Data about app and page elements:
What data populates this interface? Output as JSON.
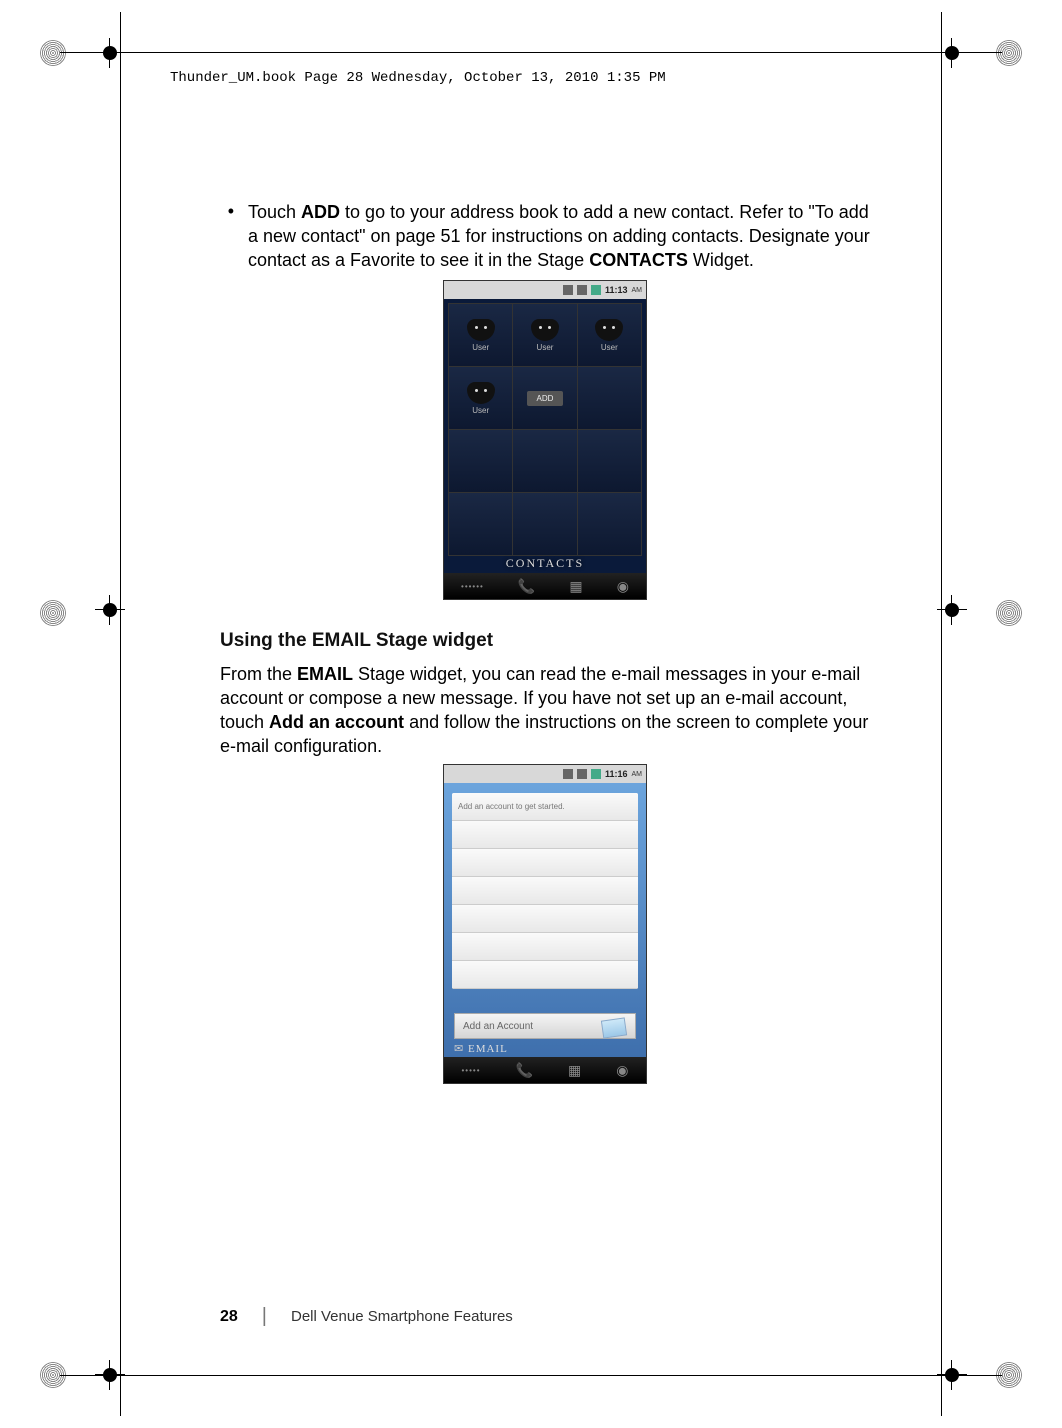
{
  "header": {
    "meta_line": "Thunder_UM.book  Page 28  Wednesday, October 13, 2010  1:35 PM"
  },
  "body": {
    "bullet1_pre": "Touch ",
    "bullet1_bold1": "ADD",
    "bullet1_mid": " to go to your address book to add a new contact. Refer to \"To add a new contact\" on page 51 for instructions on adding contacts. Designate your contact as a Favorite to see it in the Stage ",
    "bullet1_bold2": "CONTACTS",
    "bullet1_post": " Widget.",
    "heading": "Using the EMAIL Stage widget",
    "para_pre": "From the ",
    "para_b1": "EMAIL",
    "para_mid1": " Stage widget, you can read the e-mail messages in your e-mail account or compose a new message. If you have not set up an e-mail account, touch ",
    "para_b2": "Add an account",
    "para_mid2": " and follow the instructions on the screen to complete your e-mail configuration."
  },
  "contacts_shot": {
    "time": "11:13",
    "ampm": "AM",
    "user_label": "User",
    "add_label": "ADD",
    "widget_title": "CONTACTS"
  },
  "email_shot": {
    "time": "11:16",
    "ampm": "AM",
    "prompt": "Add an account to get started.",
    "add_account": "Add an Account",
    "widget_title": "EMAIL"
  },
  "footer": {
    "page_number": "28",
    "title": "Dell Venue Smartphone Features"
  }
}
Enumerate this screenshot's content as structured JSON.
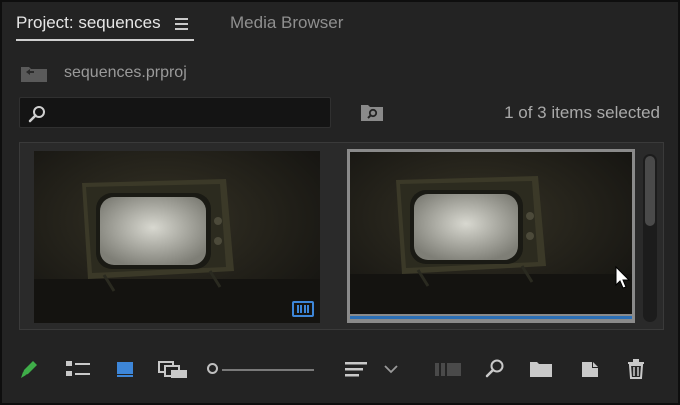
{
  "tabs": {
    "project_label": "Project: sequences",
    "media_browser_label": "Media Browser"
  },
  "project_file": {
    "name": "sequences.prproj"
  },
  "search": {
    "value": "",
    "placeholder": ""
  },
  "selection_status": "1 of 3 items selected",
  "thumbnails": [
    {
      "name": "thumbnail-1",
      "selected": false,
      "is_sequence": true
    },
    {
      "name": "thumbnail-2",
      "selected": true,
      "is_sequence": false
    }
  ],
  "colors": {
    "accent_blue": "#3d86d8",
    "pencil_green": "#3fae49",
    "panel_bg": "#232323"
  },
  "toolbar": {
    "icons": [
      "pencil-icon",
      "list-view-icon",
      "icon-view-icon",
      "freeform-view-icon",
      "zoom-slider",
      "sort-icon",
      "chevron-down-icon",
      "automate-to-sequence-icon",
      "find-icon",
      "new-bin-icon",
      "new-item-icon",
      "clear-icon"
    ]
  }
}
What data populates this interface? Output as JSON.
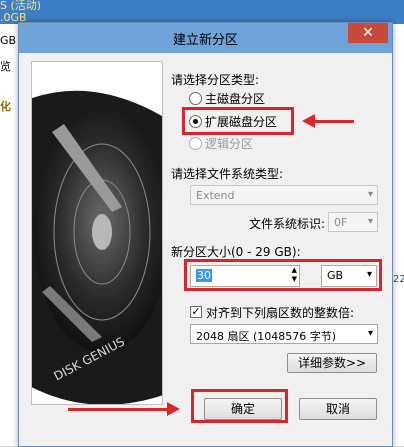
{
  "background": {
    "top_text": "S (活动)\n.0GB",
    "left_labels": [
      "GB",
      "览",
      "化"
    ],
    "right_label": "22"
  },
  "dialog": {
    "title": "建立新分区",
    "close_icon": "close-icon",
    "partition_type_label": "请选择分区类型:",
    "radio_primary": "主磁盘分区",
    "radio_extended": "扩展磁盘分区",
    "radio_logical": "逻辑分区",
    "fs_type_label": "请选择文件系统类型:",
    "fs_type_value": "Extend",
    "fs_id_label": "文件系统标识:",
    "fs_id_value": "0F",
    "size_label": "新分区大小(0 - 29 GB):",
    "size_value": "30",
    "size_unit": "GB",
    "align_label": "对齐到下列扇区数的整数倍:",
    "align_value": "2048 扇区 (1048576 字节)",
    "detail_button": "详细参数>>",
    "ok_button": "确定",
    "cancel_button": "取消",
    "art_brand": "DISK GENIUS"
  },
  "colors": {
    "highlight_red": "#d9262c",
    "titlebar_blue": "#6fa3d9",
    "close_red": "#c74b3a"
  }
}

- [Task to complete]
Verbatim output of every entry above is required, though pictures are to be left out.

- [Answer to the problem]
What data populates this interface? Output as JSON.
{
  "header": {
    "meta_line": "Thunder_UM.book  Page 28  Wednesday, October 13, 2010  1:35 PM"
  },
  "body": {
    "bullet1_pre": "Touch ",
    "bullet1_bold1": "ADD",
    "bullet1_mid": " to go to your address book to add a new contact. Refer to \"To add a new contact\" on page 51 for instructions on adding contacts. Designate your contact as a Favorite to see it in the Stage ",
    "bullet1_bold2": "CONTACTS",
    "bullet1_post": " Widget.",
    "heading": "Using the EMAIL Stage widget",
    "para_pre": "From the ",
    "para_b1": "EMAIL",
    "para_mid1": " Stage widget, you can read the e-mail messages in your e-mail account or compose a new message. If you have not set up an e-mail account, touch ",
    "para_b2": "Add an account",
    "para_mid2": " and follow the instructions on the screen to complete your e-mail configuration."
  },
  "contacts_shot": {
    "time": "11:13",
    "ampm": "AM",
    "user_label": "User",
    "add_label": "ADD",
    "widget_title": "CONTACTS"
  },
  "email_shot": {
    "time": "11:16",
    "ampm": "AM",
    "prompt": "Add an account to get started.",
    "add_account": "Add an Account",
    "widget_title": "EMAIL"
  },
  "footer": {
    "page_number": "28",
    "title": "Dell Venue Smartphone Features"
  }
}
Enumerate this screenshot's content as structured JSON.
{
  "tabs": {
    "project_label": "Project: sequences",
    "media_browser_label": "Media Browser"
  },
  "project_file": {
    "name": "sequences.prproj"
  },
  "search": {
    "value": "",
    "placeholder": ""
  },
  "selection_status": "1 of 3 items selected",
  "thumbnails": [
    {
      "name": "thumbnail-1",
      "selected": false,
      "is_sequence": true
    },
    {
      "name": "thumbnail-2",
      "selected": true,
      "is_sequence": false
    }
  ],
  "colors": {
    "accent_blue": "#3d86d8",
    "pencil_green": "#3fae49",
    "panel_bg": "#232323"
  },
  "toolbar": {
    "icons": [
      "pencil-icon",
      "list-view-icon",
      "icon-view-icon",
      "freeform-view-icon",
      "zoom-slider",
      "sort-icon",
      "chevron-down-icon",
      "automate-to-sequence-icon",
      "find-icon",
      "new-bin-icon",
      "new-item-icon",
      "clear-icon"
    ]
  }
}
What data populates this interface? Output as JSON.
{
  "background": {
    "top_text": "S (活动)\n.0GB",
    "left_labels": [
      "GB",
      "览",
      "化"
    ],
    "right_label": "22"
  },
  "dialog": {
    "title": "建立新分区",
    "close_icon": "close-icon",
    "partition_type_label": "请选择分区类型:",
    "radio_primary": "主磁盘分区",
    "radio_extended": "扩展磁盘分区",
    "radio_logical": "逻辑分区",
    "fs_type_label": "请选择文件系统类型:",
    "fs_type_value": "Extend",
    "fs_id_label": "文件系统标识:",
    "fs_id_value": "0F",
    "size_label": "新分区大小(0 - 29 GB):",
    "size_value": "30",
    "size_unit": "GB",
    "align_label": "对齐到下列扇区数的整数倍:",
    "align_value": "2048 扇区 (1048576 字节)",
    "detail_button": "详细参数>>",
    "ok_button": "确定",
    "cancel_button": "取消",
    "art_brand": "DISK GENIUS"
  },
  "colors": {
    "highlight_red": "#d9262c",
    "titlebar_blue": "#6fa3d9",
    "close_red": "#c74b3a"
  }
}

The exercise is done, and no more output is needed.